Brief history of the Mickelson Trail: The first 6 miles of trail were dedicated in 1991. After years of hard work, and collaboration between the US Forest Service, South Dakota Game, Fish and Parks Department, the National Guard, the South Dakota Department of Transportation, the South Dakota Department of Corrections, and the local Friends of the Mickelson Trail, the trail was completed in 1998.

The surface is primarily crushed limestone and gravel. There are currently 15 trailheads which all offer parking, self-sale trail pass stations ($4 daily or $15 annual), vault toilets, and tables. The grades of the trail do not exceed 4 percent for the most part, but parts of the trail are considered strenuous. Traveling from Deadwood (4550 feet) in the southern direction toward Edgemont (3400 feet), the trail loses approximately 1150 feet in overall elevation.

The trail's gentle slopes and easy access allow people of all ages and abilities to enjoy the beauty of the Black Hills.

Much of the trail passes through National Forest land, but there are stretches that pass through private property, where trail use is restricted to the trail only.
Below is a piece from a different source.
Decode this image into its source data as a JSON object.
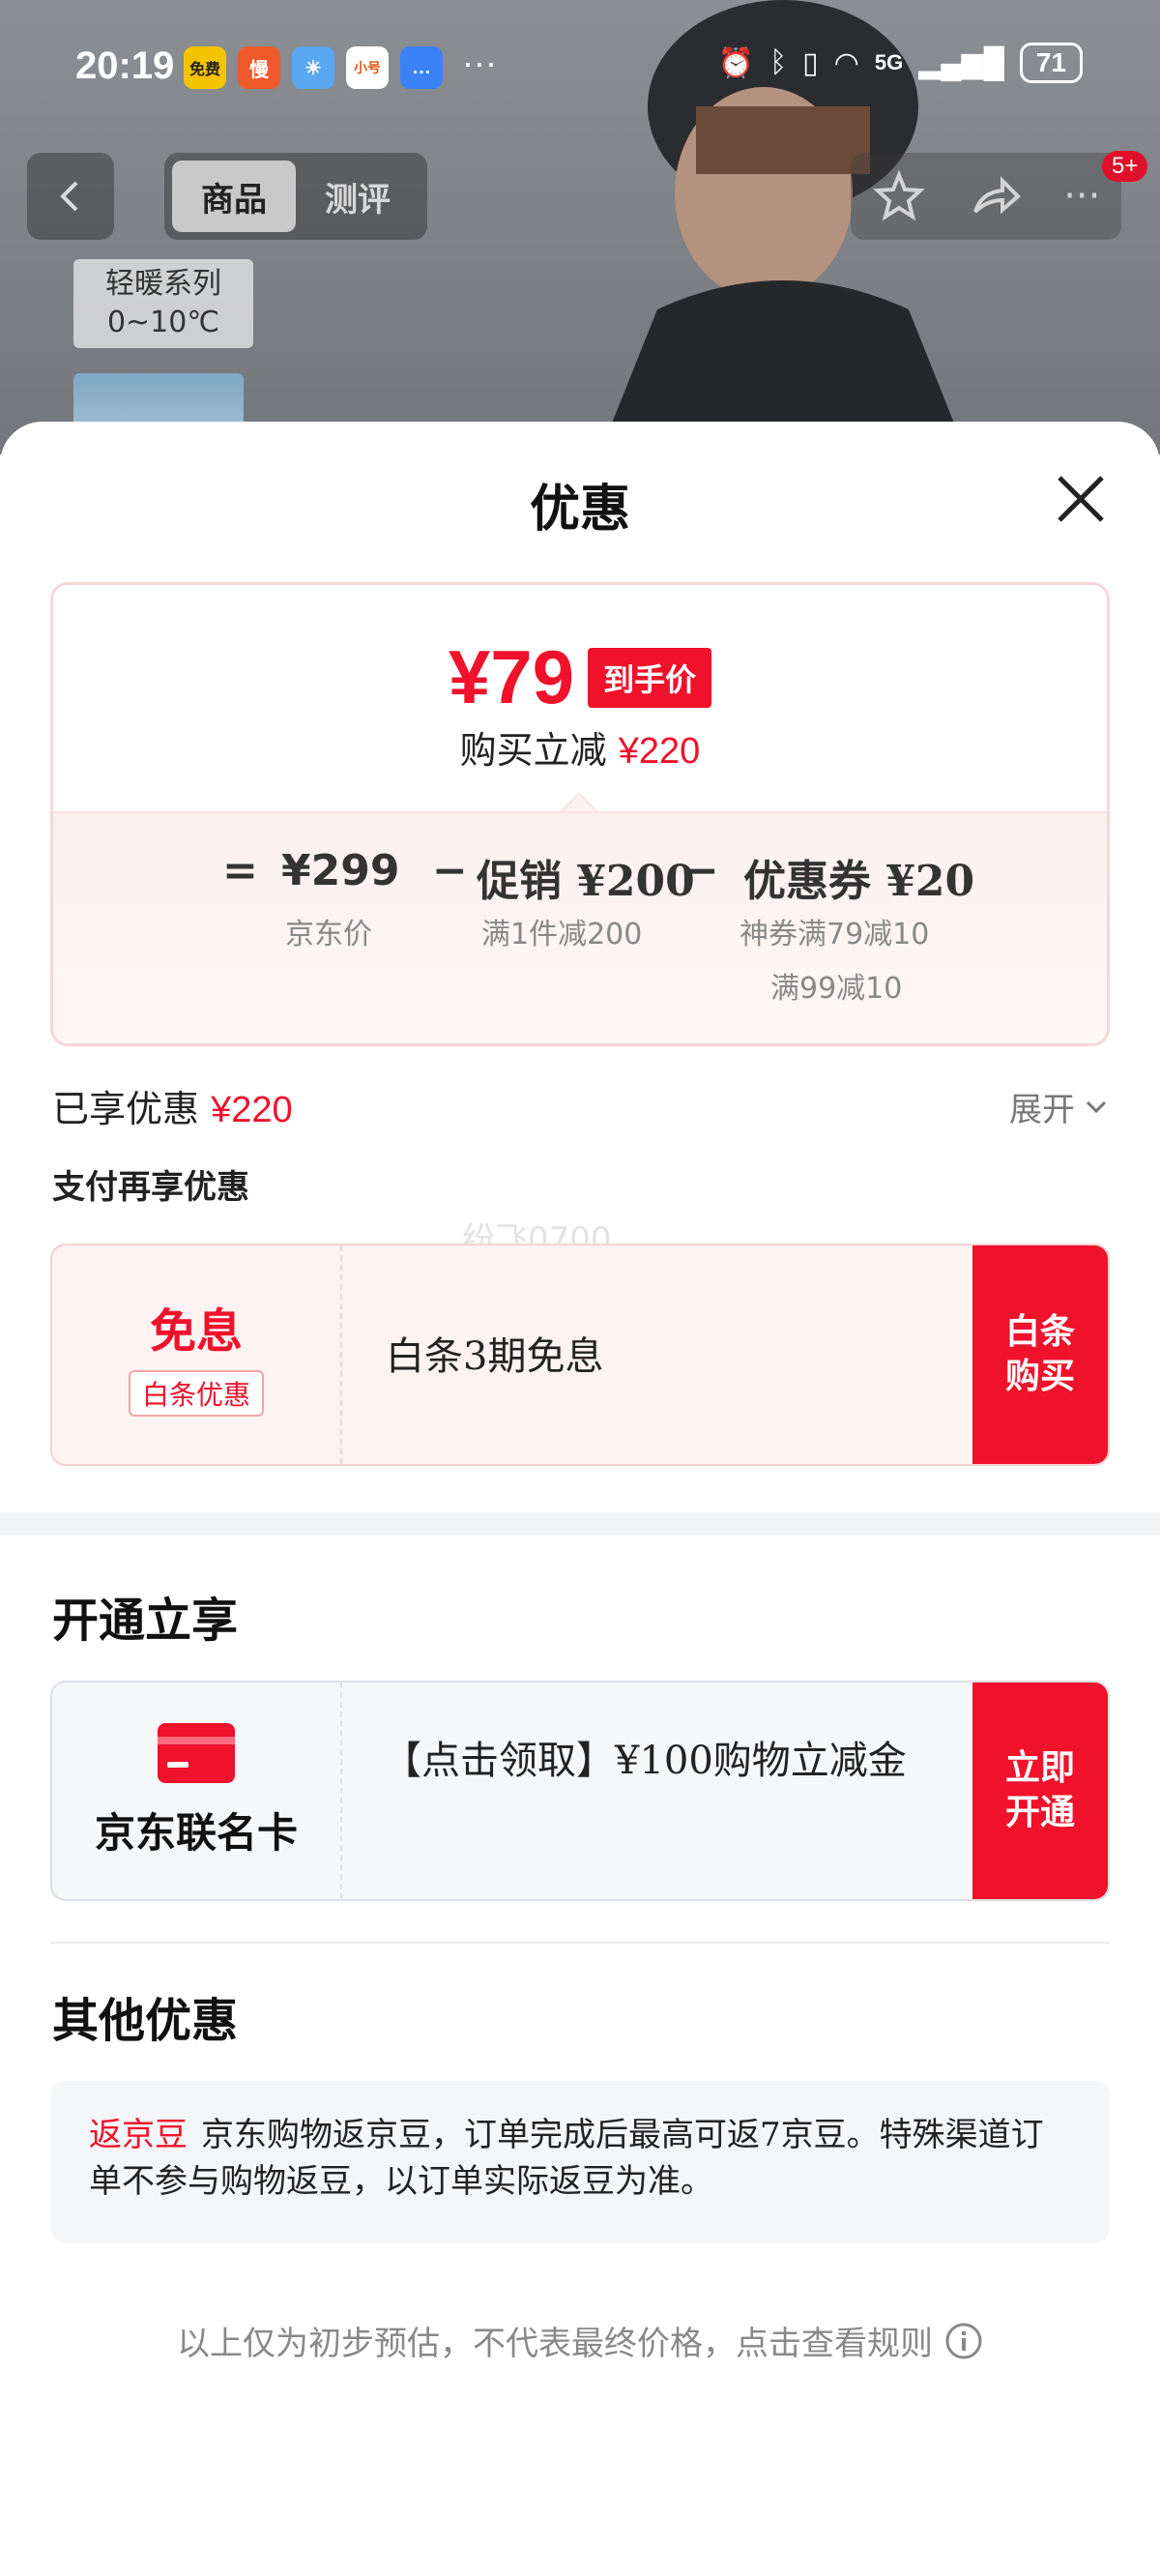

It is vital to the future of the trail that users respect the land and others on the trail.